### What you are asked to do
All lines below containing "anpassen" are to be listed.

### Data for the task
━━━━━━━━━━━━━━━━━━━━

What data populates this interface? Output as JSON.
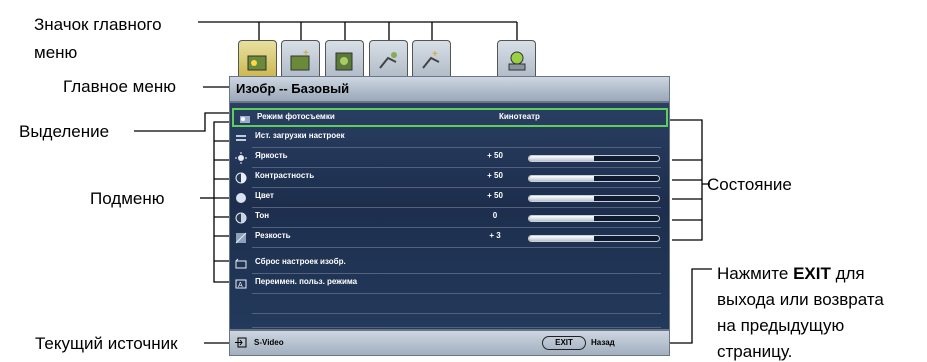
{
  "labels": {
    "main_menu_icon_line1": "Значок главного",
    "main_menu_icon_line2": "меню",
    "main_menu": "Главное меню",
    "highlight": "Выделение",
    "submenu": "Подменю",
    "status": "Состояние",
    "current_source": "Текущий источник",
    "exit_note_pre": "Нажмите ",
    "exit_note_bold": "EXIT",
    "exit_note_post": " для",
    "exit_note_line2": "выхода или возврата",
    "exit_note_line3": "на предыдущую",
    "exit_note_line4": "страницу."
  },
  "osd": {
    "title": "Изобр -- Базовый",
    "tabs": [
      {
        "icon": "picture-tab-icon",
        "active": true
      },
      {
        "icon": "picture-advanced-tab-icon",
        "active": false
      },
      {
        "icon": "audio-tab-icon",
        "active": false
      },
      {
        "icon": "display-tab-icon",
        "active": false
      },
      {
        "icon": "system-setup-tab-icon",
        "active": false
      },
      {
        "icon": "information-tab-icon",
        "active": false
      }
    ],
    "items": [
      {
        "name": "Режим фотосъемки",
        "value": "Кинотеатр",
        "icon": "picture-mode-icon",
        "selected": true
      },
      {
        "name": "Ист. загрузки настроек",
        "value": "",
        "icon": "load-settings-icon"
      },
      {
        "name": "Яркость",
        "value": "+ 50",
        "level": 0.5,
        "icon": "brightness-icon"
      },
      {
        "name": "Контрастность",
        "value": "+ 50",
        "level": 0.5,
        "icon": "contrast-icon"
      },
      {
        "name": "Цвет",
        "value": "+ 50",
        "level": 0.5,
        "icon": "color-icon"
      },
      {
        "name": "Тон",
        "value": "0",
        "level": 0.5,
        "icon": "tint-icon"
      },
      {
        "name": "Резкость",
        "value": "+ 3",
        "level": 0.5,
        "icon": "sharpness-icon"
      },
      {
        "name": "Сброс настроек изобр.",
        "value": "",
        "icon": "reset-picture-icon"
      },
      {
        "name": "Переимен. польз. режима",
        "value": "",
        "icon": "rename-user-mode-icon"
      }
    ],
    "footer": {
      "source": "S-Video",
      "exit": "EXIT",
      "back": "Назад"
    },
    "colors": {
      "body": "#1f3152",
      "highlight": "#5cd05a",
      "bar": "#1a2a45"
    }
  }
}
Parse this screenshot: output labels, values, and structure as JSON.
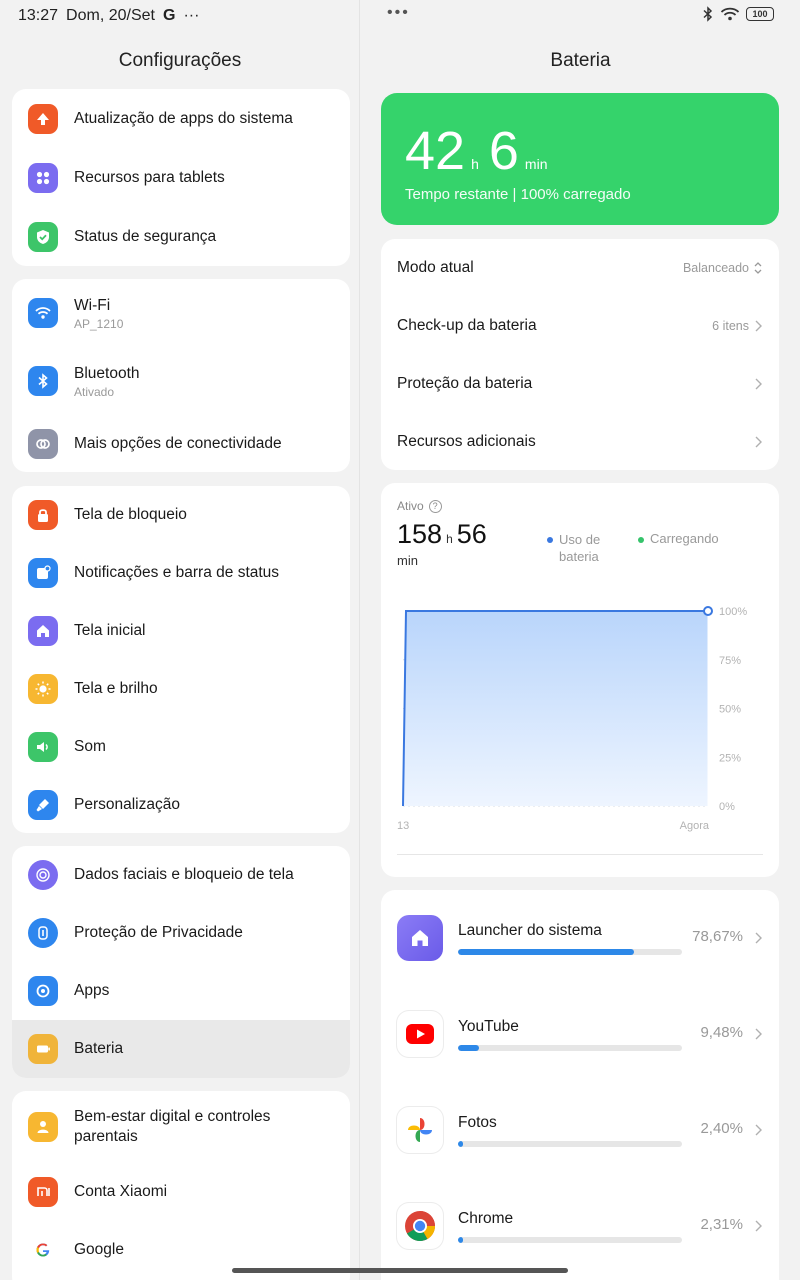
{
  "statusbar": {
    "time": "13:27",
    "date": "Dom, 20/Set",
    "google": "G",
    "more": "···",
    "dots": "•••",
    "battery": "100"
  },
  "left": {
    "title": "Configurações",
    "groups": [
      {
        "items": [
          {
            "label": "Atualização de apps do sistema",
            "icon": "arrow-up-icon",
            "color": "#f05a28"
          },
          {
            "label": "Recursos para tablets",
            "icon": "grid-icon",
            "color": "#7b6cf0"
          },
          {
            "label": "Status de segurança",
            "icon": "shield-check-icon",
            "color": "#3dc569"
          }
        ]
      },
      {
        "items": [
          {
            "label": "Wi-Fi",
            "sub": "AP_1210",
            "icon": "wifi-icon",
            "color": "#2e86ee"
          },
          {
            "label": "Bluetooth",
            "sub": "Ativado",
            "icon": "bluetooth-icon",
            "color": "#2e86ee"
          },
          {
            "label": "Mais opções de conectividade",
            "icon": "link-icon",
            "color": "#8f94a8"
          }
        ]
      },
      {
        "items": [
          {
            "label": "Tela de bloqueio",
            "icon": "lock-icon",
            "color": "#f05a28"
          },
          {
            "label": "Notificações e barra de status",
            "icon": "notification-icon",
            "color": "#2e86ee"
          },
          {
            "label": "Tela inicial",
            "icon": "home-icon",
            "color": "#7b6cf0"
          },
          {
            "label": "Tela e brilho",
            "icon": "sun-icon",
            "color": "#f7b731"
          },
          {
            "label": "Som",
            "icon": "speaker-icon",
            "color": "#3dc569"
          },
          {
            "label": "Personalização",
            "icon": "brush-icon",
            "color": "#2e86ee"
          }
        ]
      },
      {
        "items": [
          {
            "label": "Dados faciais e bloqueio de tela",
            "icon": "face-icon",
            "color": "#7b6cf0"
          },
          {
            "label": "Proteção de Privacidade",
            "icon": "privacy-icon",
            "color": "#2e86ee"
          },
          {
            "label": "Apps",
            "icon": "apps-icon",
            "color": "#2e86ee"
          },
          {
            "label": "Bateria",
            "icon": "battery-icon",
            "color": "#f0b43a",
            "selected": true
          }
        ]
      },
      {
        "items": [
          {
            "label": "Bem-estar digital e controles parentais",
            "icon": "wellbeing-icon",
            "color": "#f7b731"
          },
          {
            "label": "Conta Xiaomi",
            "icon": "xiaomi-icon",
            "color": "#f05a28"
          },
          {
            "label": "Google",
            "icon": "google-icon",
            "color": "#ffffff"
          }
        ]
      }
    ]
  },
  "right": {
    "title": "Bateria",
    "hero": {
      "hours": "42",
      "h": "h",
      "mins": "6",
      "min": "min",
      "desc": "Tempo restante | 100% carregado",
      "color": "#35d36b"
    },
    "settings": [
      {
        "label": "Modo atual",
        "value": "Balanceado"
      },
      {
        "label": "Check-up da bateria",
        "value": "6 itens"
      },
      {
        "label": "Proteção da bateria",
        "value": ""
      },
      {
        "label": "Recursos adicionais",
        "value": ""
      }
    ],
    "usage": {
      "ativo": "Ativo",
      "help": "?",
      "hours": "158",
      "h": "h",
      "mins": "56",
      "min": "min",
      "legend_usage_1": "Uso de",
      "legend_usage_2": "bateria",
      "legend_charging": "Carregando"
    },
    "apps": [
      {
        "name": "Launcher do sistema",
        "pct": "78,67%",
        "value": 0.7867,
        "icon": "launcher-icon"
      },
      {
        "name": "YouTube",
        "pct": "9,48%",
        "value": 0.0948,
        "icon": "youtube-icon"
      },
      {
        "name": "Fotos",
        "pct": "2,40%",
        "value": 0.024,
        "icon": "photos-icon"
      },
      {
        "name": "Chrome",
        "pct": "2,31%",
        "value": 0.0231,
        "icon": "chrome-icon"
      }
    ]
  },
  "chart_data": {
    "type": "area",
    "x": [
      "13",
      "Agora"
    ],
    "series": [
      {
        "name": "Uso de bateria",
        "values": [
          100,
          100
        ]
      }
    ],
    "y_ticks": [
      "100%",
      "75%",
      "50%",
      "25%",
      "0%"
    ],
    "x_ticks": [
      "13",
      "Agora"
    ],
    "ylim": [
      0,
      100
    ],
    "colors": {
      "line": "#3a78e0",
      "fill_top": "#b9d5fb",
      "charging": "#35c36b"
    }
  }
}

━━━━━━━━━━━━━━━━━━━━

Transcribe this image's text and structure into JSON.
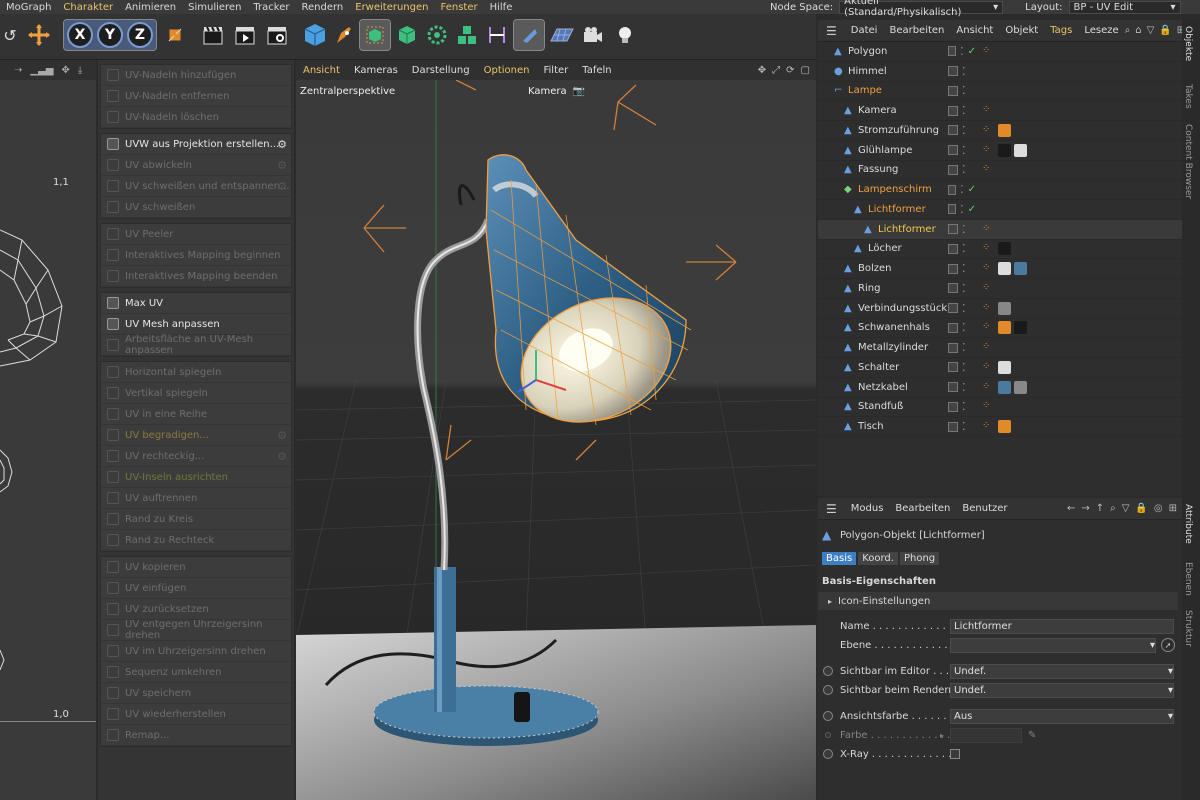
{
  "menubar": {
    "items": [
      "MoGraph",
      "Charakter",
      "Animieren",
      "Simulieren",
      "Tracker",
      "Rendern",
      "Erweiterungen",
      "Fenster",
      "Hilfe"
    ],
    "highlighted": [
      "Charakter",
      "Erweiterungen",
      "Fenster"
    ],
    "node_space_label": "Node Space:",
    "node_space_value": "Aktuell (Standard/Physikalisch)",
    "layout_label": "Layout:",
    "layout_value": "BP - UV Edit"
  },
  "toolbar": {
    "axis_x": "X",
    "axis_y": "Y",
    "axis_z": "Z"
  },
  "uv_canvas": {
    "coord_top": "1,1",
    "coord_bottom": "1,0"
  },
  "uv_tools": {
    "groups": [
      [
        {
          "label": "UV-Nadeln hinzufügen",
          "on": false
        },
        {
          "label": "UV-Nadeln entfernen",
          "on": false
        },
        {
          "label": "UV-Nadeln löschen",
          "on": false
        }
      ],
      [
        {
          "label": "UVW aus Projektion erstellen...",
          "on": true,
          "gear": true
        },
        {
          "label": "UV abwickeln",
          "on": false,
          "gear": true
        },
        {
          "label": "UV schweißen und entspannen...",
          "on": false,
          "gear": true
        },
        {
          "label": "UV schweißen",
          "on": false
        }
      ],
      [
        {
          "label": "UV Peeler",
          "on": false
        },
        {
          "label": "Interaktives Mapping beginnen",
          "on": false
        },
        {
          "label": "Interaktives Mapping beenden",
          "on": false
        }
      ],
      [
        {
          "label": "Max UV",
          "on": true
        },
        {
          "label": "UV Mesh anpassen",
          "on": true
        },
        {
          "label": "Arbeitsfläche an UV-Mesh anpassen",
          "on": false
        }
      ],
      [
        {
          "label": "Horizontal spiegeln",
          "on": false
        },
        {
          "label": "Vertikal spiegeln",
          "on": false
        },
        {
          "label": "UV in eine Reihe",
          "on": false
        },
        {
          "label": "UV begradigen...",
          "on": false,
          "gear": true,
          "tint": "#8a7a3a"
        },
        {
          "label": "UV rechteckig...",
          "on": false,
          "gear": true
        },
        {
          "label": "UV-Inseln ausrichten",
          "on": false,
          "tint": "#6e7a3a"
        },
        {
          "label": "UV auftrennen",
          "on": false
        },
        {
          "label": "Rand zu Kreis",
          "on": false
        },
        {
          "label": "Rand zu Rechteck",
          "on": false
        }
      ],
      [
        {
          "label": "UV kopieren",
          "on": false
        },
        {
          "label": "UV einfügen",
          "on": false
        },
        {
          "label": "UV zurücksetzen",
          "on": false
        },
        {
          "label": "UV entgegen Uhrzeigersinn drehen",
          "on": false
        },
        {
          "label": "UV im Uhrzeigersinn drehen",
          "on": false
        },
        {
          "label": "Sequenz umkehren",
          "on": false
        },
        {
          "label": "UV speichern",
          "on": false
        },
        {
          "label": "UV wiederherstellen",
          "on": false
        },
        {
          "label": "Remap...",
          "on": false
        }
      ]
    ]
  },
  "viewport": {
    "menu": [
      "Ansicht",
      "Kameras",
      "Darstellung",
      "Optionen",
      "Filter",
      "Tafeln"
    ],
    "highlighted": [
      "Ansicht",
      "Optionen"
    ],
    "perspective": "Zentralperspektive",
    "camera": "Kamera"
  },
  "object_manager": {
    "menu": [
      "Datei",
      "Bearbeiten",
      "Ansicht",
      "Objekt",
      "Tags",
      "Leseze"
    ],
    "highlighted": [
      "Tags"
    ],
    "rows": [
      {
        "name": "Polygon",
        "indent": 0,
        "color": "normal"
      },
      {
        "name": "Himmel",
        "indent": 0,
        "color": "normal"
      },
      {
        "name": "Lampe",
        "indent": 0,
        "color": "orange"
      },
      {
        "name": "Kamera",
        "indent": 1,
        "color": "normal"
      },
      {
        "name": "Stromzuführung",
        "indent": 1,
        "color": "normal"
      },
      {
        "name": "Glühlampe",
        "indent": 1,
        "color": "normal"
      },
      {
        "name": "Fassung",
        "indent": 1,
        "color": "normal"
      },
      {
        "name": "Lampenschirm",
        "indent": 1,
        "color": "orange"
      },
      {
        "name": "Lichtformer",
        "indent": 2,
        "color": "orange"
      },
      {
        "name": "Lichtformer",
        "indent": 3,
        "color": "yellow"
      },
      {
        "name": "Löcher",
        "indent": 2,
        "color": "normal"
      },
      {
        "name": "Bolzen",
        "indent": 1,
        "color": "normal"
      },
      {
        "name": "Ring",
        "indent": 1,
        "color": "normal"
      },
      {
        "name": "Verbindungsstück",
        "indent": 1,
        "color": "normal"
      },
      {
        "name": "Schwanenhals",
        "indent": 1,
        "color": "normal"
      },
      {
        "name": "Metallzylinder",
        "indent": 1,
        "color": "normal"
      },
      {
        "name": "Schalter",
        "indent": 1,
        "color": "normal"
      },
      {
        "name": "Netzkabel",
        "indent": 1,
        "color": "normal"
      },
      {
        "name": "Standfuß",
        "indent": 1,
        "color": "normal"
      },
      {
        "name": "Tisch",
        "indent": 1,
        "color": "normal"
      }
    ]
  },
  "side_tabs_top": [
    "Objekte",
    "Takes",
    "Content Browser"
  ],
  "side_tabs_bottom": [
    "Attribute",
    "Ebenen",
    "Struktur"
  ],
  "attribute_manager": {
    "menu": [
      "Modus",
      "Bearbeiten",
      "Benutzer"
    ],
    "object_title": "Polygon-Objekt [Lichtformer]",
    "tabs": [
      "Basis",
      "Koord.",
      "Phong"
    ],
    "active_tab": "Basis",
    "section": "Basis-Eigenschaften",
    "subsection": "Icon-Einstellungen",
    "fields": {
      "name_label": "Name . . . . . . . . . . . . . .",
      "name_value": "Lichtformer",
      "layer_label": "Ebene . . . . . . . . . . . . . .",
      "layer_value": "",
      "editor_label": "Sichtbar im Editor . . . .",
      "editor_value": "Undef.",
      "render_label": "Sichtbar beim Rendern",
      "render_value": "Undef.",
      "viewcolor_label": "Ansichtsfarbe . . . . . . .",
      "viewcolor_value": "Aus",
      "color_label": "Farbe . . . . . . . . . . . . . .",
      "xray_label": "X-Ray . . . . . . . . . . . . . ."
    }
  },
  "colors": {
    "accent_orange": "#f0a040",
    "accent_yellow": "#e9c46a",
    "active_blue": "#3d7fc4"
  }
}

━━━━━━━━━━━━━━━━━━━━

### Exercise answer
          "label": "UV Mesh anpassen",
          "label": "Arbeitsfläche an UV-Mesh anpassen",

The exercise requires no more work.